**ASSIGNMENT:** The entries below are to be reproduced exactly, with their pictures omitted.

Start of DATA FOR REVIEW

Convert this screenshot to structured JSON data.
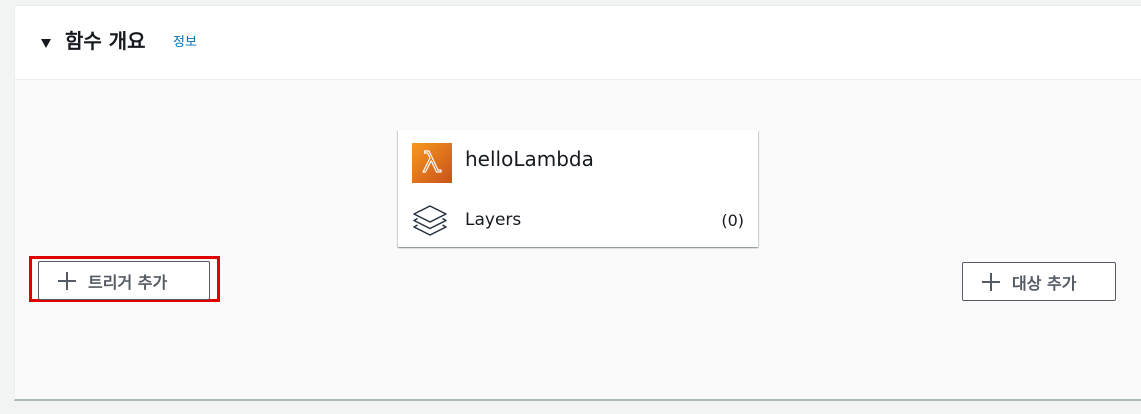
{
  "header": {
    "title": "함수 개요",
    "info_link": "정보"
  },
  "function_card": {
    "name": "helloLambda",
    "icon": "lambda-icon",
    "layers_label": "Layers",
    "layers_count": "(0)",
    "layers_icon": "layers-stack-icon"
  },
  "buttons": {
    "add_trigger": "트리거 추가",
    "add_destination": "대상 추가"
  },
  "colors": {
    "lambda_orange": "#e8701a",
    "link_blue": "#0073bb",
    "highlight_red": "#e00000"
  }
}
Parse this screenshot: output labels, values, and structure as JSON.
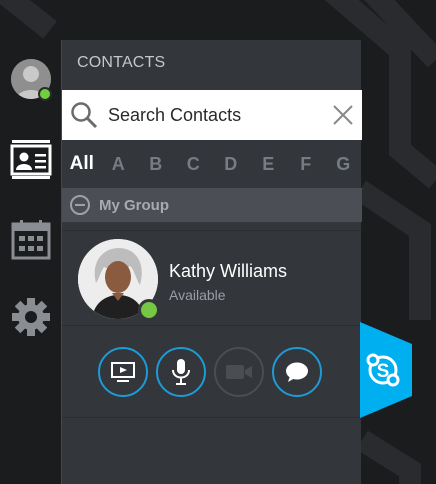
{
  "panel": {
    "title": "CONTACTS"
  },
  "search": {
    "placeholder": "Search Contacts",
    "value": ""
  },
  "alphabet": [
    "All",
    "A",
    "B",
    "C",
    "D",
    "E",
    "F",
    "G"
  ],
  "alphabet_active": "All",
  "group": {
    "label": "My Group",
    "expanded": true
  },
  "contact": {
    "name": "Kathy Williams",
    "status": "Available",
    "status_color": "#75c843"
  },
  "actions": [
    {
      "icon": "screen-share-icon",
      "enabled": true
    },
    {
      "icon": "microphone-icon",
      "enabled": true
    },
    {
      "icon": "video-camera-icon",
      "enabled": false
    },
    {
      "icon": "chat-bubble-icon",
      "enabled": true
    }
  ],
  "colors": {
    "accent": "#1e9ad6",
    "panel_bg": "#33363b",
    "presence_available": "#6fcf3c",
    "skype_blue": "#00aff0"
  }
}
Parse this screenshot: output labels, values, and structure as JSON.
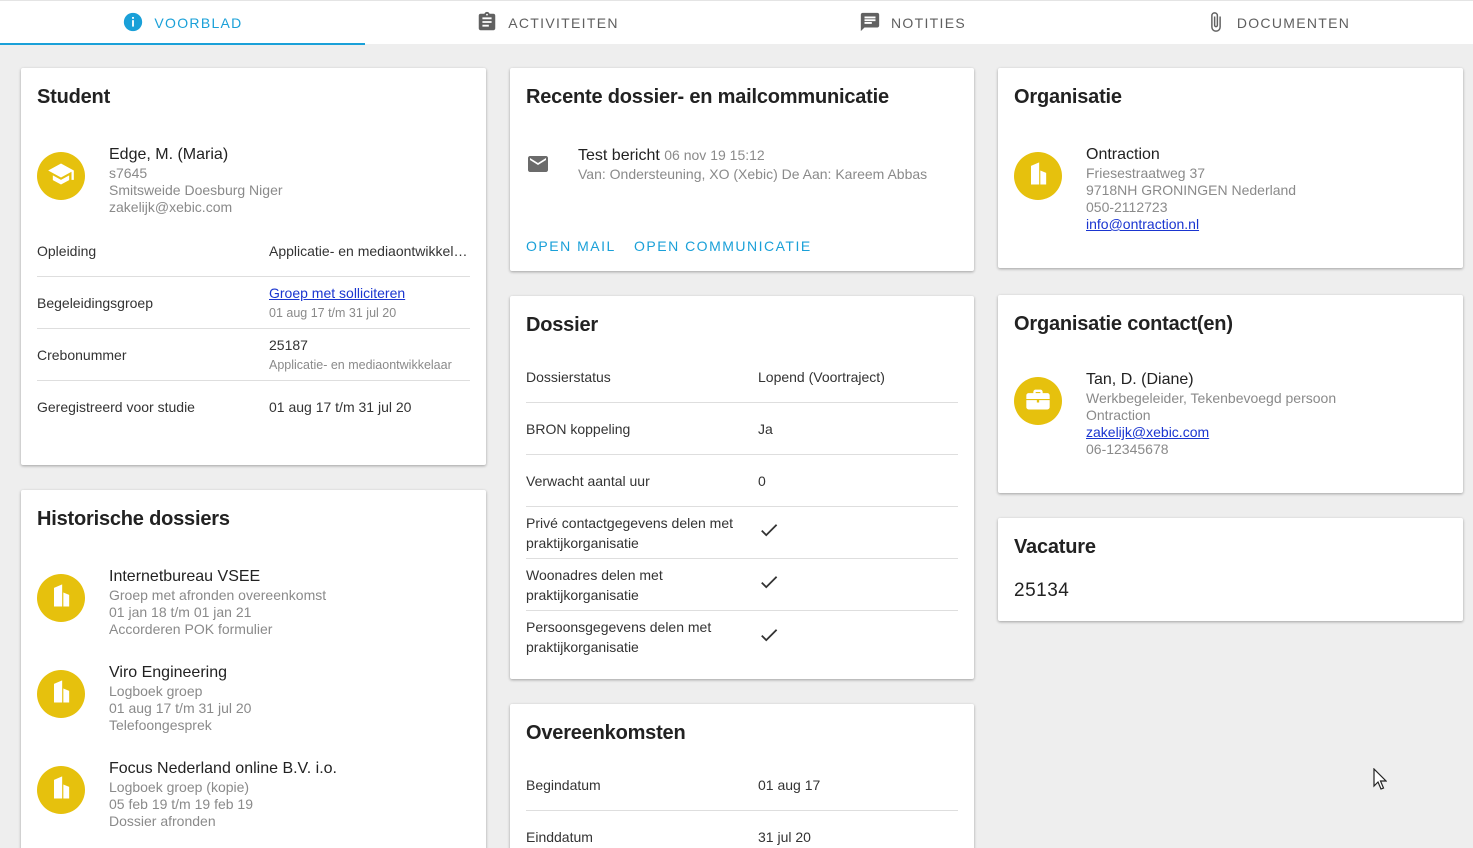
{
  "tabs": [
    {
      "label": "Voorblad",
      "icon": "info-icon",
      "active": true
    },
    {
      "label": "Activiteiten",
      "icon": "clipboard-icon",
      "active": false
    },
    {
      "label": "Notities",
      "icon": "notes-icon",
      "active": false
    },
    {
      "label": "Documenten",
      "icon": "paperclip-icon",
      "active": false
    }
  ],
  "colors": {
    "accent": "#1aa0d8",
    "avatar": "#e6c10d",
    "link": "#1a35d0"
  },
  "student": {
    "title": "Student",
    "name": "Edge, M. (Maria)",
    "number": "s7645",
    "address": "Smitsweide Doesburg Niger",
    "email": "zakelijk@xebic.com",
    "rows": [
      {
        "label": "Opleiding",
        "value": "Applicatie- en mediaontwikkelaar",
        "sub": ""
      },
      {
        "label": "Begeleidingsgroep",
        "value": "Groep met solliciteren",
        "sub": "01 aug 17 t/m 31 jul 20"
      },
      {
        "label": "Crebonummer",
        "value": "25187",
        "sub": "Applicatie- en mediaontwikkelaar"
      },
      {
        "label": "Geregistreerd voor studie",
        "value": "01 aug 17 t/m 31 jul 20",
        "sub": ""
      }
    ]
  },
  "history": {
    "title": "Historische dossiers",
    "items": [
      {
        "name": "Internetbureau VSEE",
        "line1": "Groep met afronden overeenkomst",
        "line2": "01 jan 18 t/m 01 jan 21",
        "line3": "Accorderen POK formulier"
      },
      {
        "name": "Viro Engineering",
        "line1": "Logboek groep",
        "line2": "01 aug 17 t/m 31 jul 20",
        "line3": "Telefoongesprek"
      },
      {
        "name": "Focus Nederland online B.V. i.o.",
        "line1": "Logboek groep (kopie)",
        "line2": "05 feb 19 t/m 19 feb 19",
        "line3": "Dossier afronden"
      }
    ]
  },
  "communication": {
    "title": "Recente dossier- en mailcommunicatie",
    "subject": "Test bericht",
    "date": "06 nov 19 15:12",
    "from": "Van: Ondersteuning, XO (Xebic) De Aan: Kareem Abbas",
    "open_mail": "Open mail",
    "open_communicatie": "Open communicatie"
  },
  "dossier": {
    "title": "Dossier",
    "rows": [
      {
        "label": "Dossierstatus",
        "value": "Lopend (Voortraject)"
      },
      {
        "label": "BRON koppeling",
        "value": "Ja"
      },
      {
        "label": "Verwacht aantal uur",
        "value": "0"
      },
      {
        "label": "Privé contactgegevens delen met praktijkorganisatie",
        "value": "check"
      },
      {
        "label": "Woonadres delen met praktijkorganisatie",
        "value": "check"
      },
      {
        "label": "Persoonsgegevens delen met praktijkorganisatie",
        "value": "check"
      }
    ]
  },
  "agreements": {
    "title": "Overeenkomsten",
    "rows": [
      {
        "label": "Begindatum",
        "value": "01 aug 17"
      },
      {
        "label": "Einddatum",
        "value": "31 jul 20"
      }
    ]
  },
  "organisation": {
    "title": "Organisatie",
    "name": "Ontraction",
    "street": "Friesestraatweg 37",
    "city": "9718NH GRONINGEN Nederland",
    "phone": "050-2112723",
    "email": "info@ontraction.nl"
  },
  "contact": {
    "title": "Organisatie contact(en)",
    "name": "Tan, D. (Diane)",
    "role": "Werkbegeleider, Tekenbevoegd persoon",
    "org": "Ontraction",
    "email": "zakelijk@xebic.com",
    "phone": "06-12345678"
  },
  "vacancy": {
    "title": "Vacature",
    "number": "25134"
  }
}
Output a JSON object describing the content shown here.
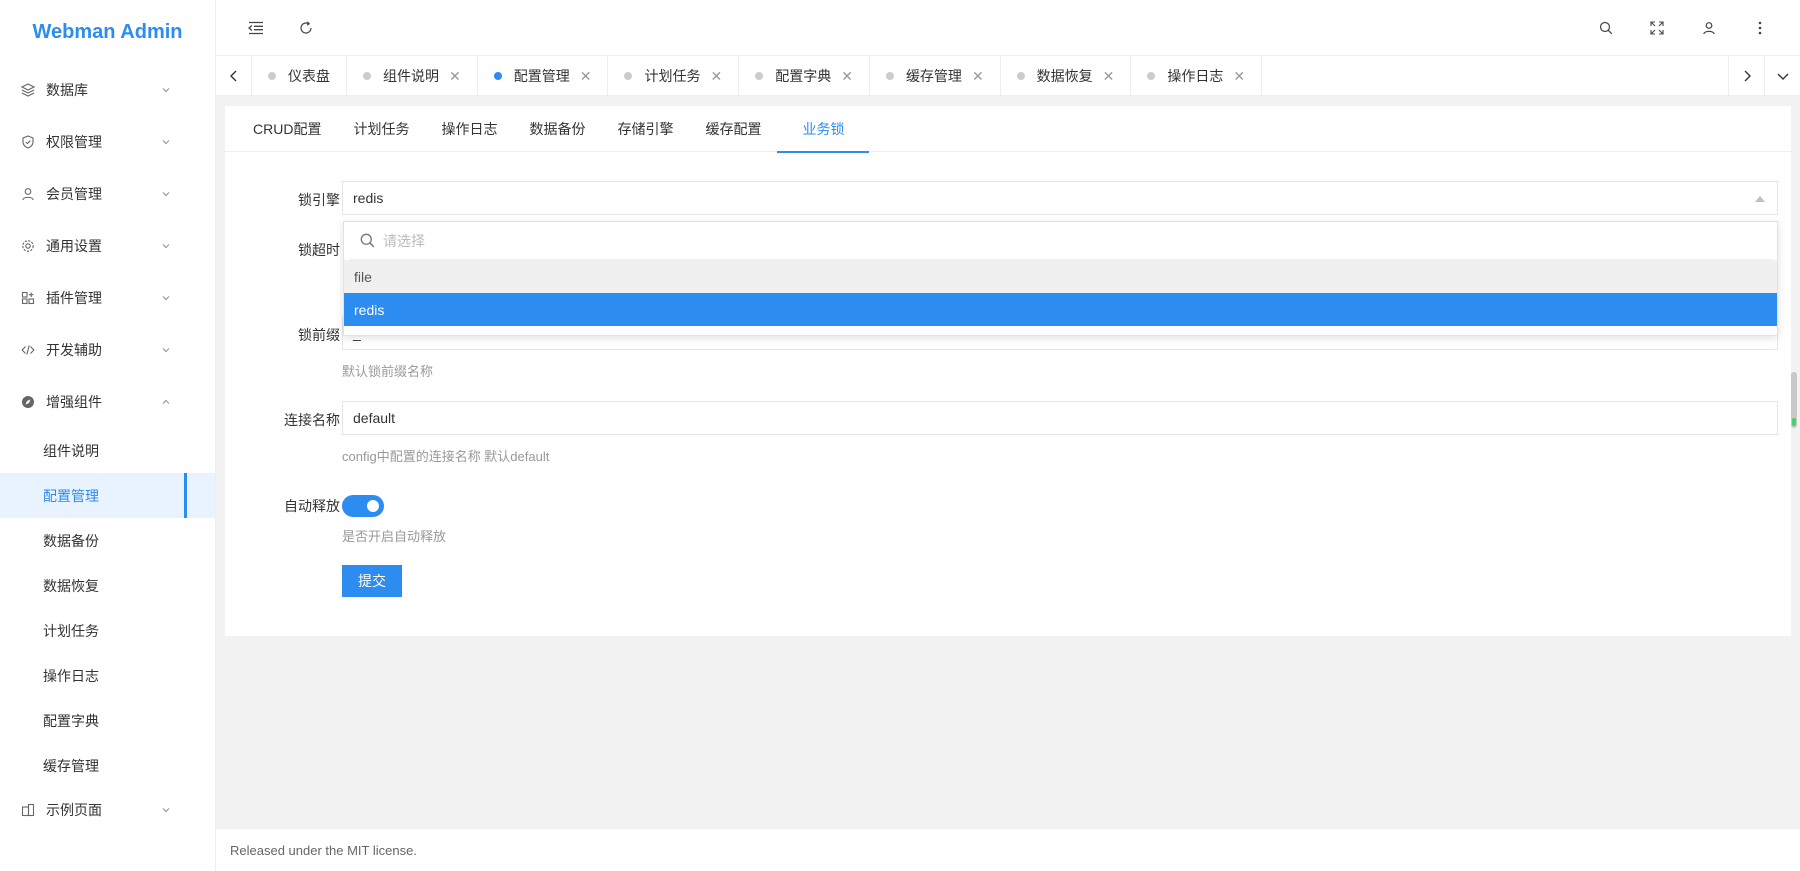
{
  "app": {
    "logo": "Webman Admin",
    "accent": "#2d8cf0"
  },
  "sidebar": {
    "menus": [
      {
        "label": "数据库",
        "icon": "layers-icon"
      },
      {
        "label": "权限管理",
        "icon": "shield-icon"
      },
      {
        "label": "会员管理",
        "icon": "user-icon"
      },
      {
        "label": "通用设置",
        "icon": "gear-icon"
      },
      {
        "label": "插件管理",
        "icon": "plugin-icon"
      },
      {
        "label": "开发辅助",
        "icon": "code-icon"
      },
      {
        "label": "增强组件",
        "icon": "compass-icon"
      }
    ],
    "subitems": [
      "组件说明",
      "配置管理",
      "数据备份",
      "数据恢复",
      "计划任务",
      "操作日志",
      "配置字典",
      "缓存管理"
    ],
    "active_subitem": "配置管理",
    "bottom_menu": {
      "label": "示例页面",
      "icon": "building-icon"
    }
  },
  "tabs": [
    {
      "label": "仪表盘",
      "closable": false
    },
    {
      "label": "组件说明",
      "closable": true
    },
    {
      "label": "配置管理",
      "closable": true,
      "active": true
    },
    {
      "label": "计划任务",
      "closable": true
    },
    {
      "label": "配置字典",
      "closable": true
    },
    {
      "label": "缓存管理",
      "closable": true
    },
    {
      "label": "数据恢复",
      "closable": true
    },
    {
      "label": "操作日志",
      "closable": true
    }
  ],
  "content_tabs": [
    "CRUD配置",
    "计划任务",
    "操作日志",
    "数据备份",
    "存储引擎",
    "缓存配置",
    "业务锁"
  ],
  "active_content_tab": "业务锁",
  "form": {
    "engine_label": "锁引擎",
    "engine_value": "redis",
    "timeout_label": "锁超时",
    "prefix_label": "锁前缀",
    "prefix_value": "_",
    "prefix_hint": "默认锁前缀名称",
    "conn_label": "连接名称",
    "conn_value": "default",
    "conn_hint": "config中配置的连接名称 默认default",
    "auto_label": "自动释放",
    "auto_on": true,
    "auto_hint": "是否开启自动释放",
    "submit_label": "提交"
  },
  "dropdown": {
    "search_placeholder": "请选择",
    "options": [
      "file",
      "redis"
    ],
    "selected": "redis"
  },
  "footer": {
    "text": "Released under the MIT license."
  }
}
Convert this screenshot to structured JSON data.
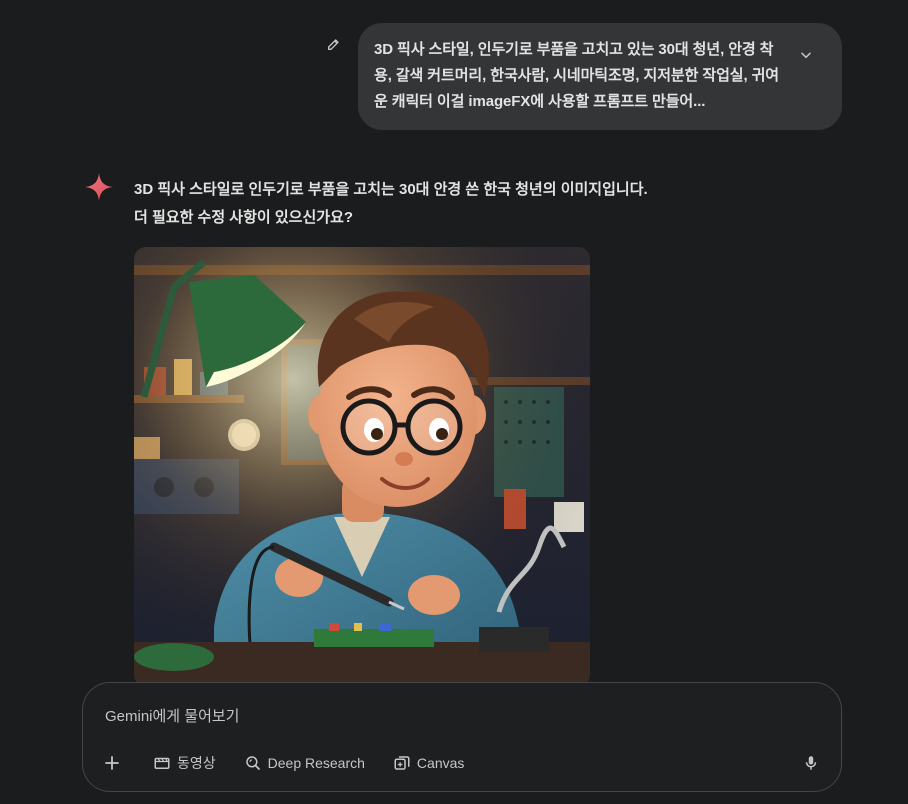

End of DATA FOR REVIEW

**EXERCISE RESPONSE:**
Convert this screenshot to structured JSON data.
{
  "header": {
    "title": "함수 개요",
    "info_link": "정보"
  },
  "function_card": {
    "name": "helloLambda",
    "icon": "lambda-icon",
    "layers_label": "Layers",
    "layers_count": "(0)",
    "layers_icon": "layers-stack-icon"
  },
  "buttons": {
    "add_trigger": "트리거 추가",
    "add_destination": "대상 추가"
  },
  "colors": {
    "lambda_orange": "#e8701a",
    "link_blue": "#0073bb",
    "highlight_red": "#e00000"
  }
}
Parse this screenshot: output labels, values, and structure as JSON.
{
  "panel": {
    "title": "CONTACTS"
  },
  "search": {
    "placeholder": "Search Contacts",
    "value": ""
  },
  "alphabet": [
    "All",
    "A",
    "B",
    "C",
    "D",
    "E",
    "F",
    "G"
  ],
  "alphabet_active": "All",
  "group": {
    "label": "My Group",
    "expanded": true
  },
  "contact": {
    "name": "Kathy Williams",
    "status": "Available",
    "status_color": "#75c843"
  },
  "actions": [
    {
      "icon": "screen-share-icon",
      "enabled": true
    },
    {
      "icon": "microphone-icon",
      "enabled": true
    },
    {
      "icon": "video-camera-icon",
      "enabled": false
    },
    {
      "icon": "chat-bubble-icon",
      "enabled": true
    }
  ],
  "colors": {
    "accent": "#1e9ad6",
    "panel_bg": "#33363b",
    "presence_available": "#6fcf3c",
    "skype_blue": "#00aff0"
  }
}
Parse this screenshot: output labels, values, and structure as JSON.
{
  "tabs": [
    {
      "label": "Voorblad",
      "icon": "info-icon",
      "active": true
    },
    {
      "label": "Activiteiten",
      "icon": "clipboard-icon",
      "active": false
    },
    {
      "label": "Notities",
      "icon": "notes-icon",
      "active": false
    },
    {
      "label": "Documenten",
      "icon": "paperclip-icon",
      "active": false
    }
  ],
  "colors": {
    "accent": "#1aa0d8",
    "avatar": "#e6c10d",
    "link": "#1a35d0"
  },
  "student": {
    "title": "Student",
    "name": "Edge, M. (Maria)",
    "number": "s7645",
    "address": "Smitsweide Doesburg Niger",
    "email": "zakelijk@xebic.com",
    "rows": [
      {
        "label": "Opleiding",
        "value": "Applicatie- en mediaontwikkelaar",
        "sub": ""
      },
      {
        "label": "Begeleidingsgroep",
        "value": "Groep met solliciteren",
        "sub": "01 aug 17 t/m 31 jul 20"
      },
      {
        "label": "Crebonummer",
        "value": "25187",
        "sub": "Applicatie- en mediaontwikkelaar"
      },
      {
        "label": "Geregistreerd voor studie",
        "value": "01 aug 17 t/m 31 jul 20",
        "sub": ""
      }
    ]
  },
  "history": {
    "title": "Historische dossiers",
    "items": [
      {
        "name": "Internetbureau VSEE",
        "line1": "Groep met afronden overeenkomst",
        "line2": "01 jan 18 t/m 01 jan 21",
        "line3": "Accorderen POK formulier"
      },
      {
        "name": "Viro Engineering",
        "line1": "Logboek groep",
        "line2": "01 aug 17 t/m 31 jul 20",
        "line3": "Telefoongesprek"
      },
      {
        "name": "Focus Nederland online B.V. i.o.",
        "line1": "Logboek groep (kopie)",
        "line2": "05 feb 19 t/m 19 feb 19",
        "line3": "Dossier afronden"
      }
    ]
  },
  "communication": {
    "title": "Recente dossier- en mailcommunicatie",
    "subject": "Test bericht",
    "date": "06 nov 19 15:12",
    "from": "Van: Ondersteuning, XO (Xebic) De Aan: Kareem Abbas",
    "open_mail": "Open mail",
    "open_communicatie": "Open communicatie"
  },
  "dossier": {
    "title": "Dossier",
    "rows": [
      {
        "label": "Dossierstatus",
        "value": "Lopend (Voortraject)"
      },
      {
        "label": "BRON koppeling",
        "value": "Ja"
      },
      {
        "label": "Verwacht aantal uur",
        "value": "0"
      },
      {
        "label": "Privé contactgegevens delen met praktijkorganisatie",
        "value": "check"
      },
      {
        "label": "Woonadres delen met praktijkorganisatie",
        "value": "check"
      },
      {
        "label": "Persoonsgegevens delen met praktijkorganisatie",
        "value": "check"
      }
    ]
  },
  "agreements": {
    "title": "Overeenkomsten",
    "rows": [
      {
        "label": "Begindatum",
        "value": "01 aug 17"
      },
      {
        "label": "Einddatum",
        "value": "31 jul 20"
      }
    ]
  },
  "organisation": {
    "title": "Organisatie",
    "name": "Ontraction",
    "street": "Friesestraatweg 37",
    "city": "9718NH GRONINGEN Nederland",
    "phone": "050-2112723",
    "email": "info@ontraction.nl"
  },
  "contact": {
    "title": "Organisatie contact(en)",
    "name": "Tan, D. (Diane)",
    "role": "Werkbegeleider, Tekenbevoegd persoon",
    "org": "Ontraction",
    "email": "zakelijk@xebic.com",
    "phone": "06-12345678"
  },
  "vacancy": {
    "title": "Vacature",
    "number": "25134"
  }
}
Output a JSON object describing the content shown here.
{
  "app": {
    "logo": "Webman Admin",
    "accent": "#2d8cf0"
  },
  "sidebar": {
    "menus": [
      {
        "label": "数据库",
        "icon": "layers-icon"
      },
      {
        "label": "权限管理",
        "icon": "shield-icon"
      },
      {
        "label": "会员管理",
        "icon": "user-icon"
      },
      {
        "label": "通用设置",
        "icon": "gear-icon"
      },
      {
        "label": "插件管理",
        "icon": "plugin-icon"
      },
      {
        "label": "开发辅助",
        "icon": "code-icon"
      },
      {
        "label": "增强组件",
        "icon": "compass-icon"
      }
    ],
    "subitems": [
      "组件说明",
      "配置管理",
      "数据备份",
      "数据恢复",
      "计划任务",
      "操作日志",
      "配置字典",
      "缓存管理"
    ],
    "active_subitem": "配置管理",
    "bottom_menu": {
      "label": "示例页面",
      "icon": "building-icon"
    }
  },
  "tabs": [
    {
      "label": "仪表盘",
      "closable": false
    },
    {
      "label": "组件说明",
      "closable": true
    },
    {
      "label": "配置管理",
      "closable": true,
      "active": true
    },
    {
      "label": "计划任务",
      "closable": true
    },
    {
      "label": "配置字典",
      "closable": true
    },
    {
      "label": "缓存管理",
      "closable": true
    },
    {
      "label": "数据恢复",
      "closable": true
    },
    {
      "label": "操作日志",
      "closable": true
    }
  ],
  "content_tabs": [
    "CRUD配置",
    "计划任务",
    "操作日志",
    "数据备份",
    "存储引擎",
    "缓存配置",
    "业务锁"
  ],
  "active_content_tab": "业务锁",
  "form": {
    "engine_label": "锁引擎",
    "engine_value": "redis",
    "timeout_label": "锁超时",
    "prefix_label": "锁前缀",
    "prefix_value": "_",
    "prefix_hint": "默认锁前缀名称",
    "conn_label": "连接名称",
    "conn_value": "default",
    "conn_hint": "config中配置的连接名称 默认default",
    "auto_label": "自动释放",
    "auto_on": true,
    "auto_hint": "是否开启自动释放",
    "submit_label": "提交"
  },
  "dropdown": {
    "search_placeholder": "请选择",
    "options": [
      "file",
      "redis"
    ],
    "selected": "redis"
  },
  "footer": {
    "text": "Released under the MIT license."
  }
}
Convert this screenshot to structured JSON data.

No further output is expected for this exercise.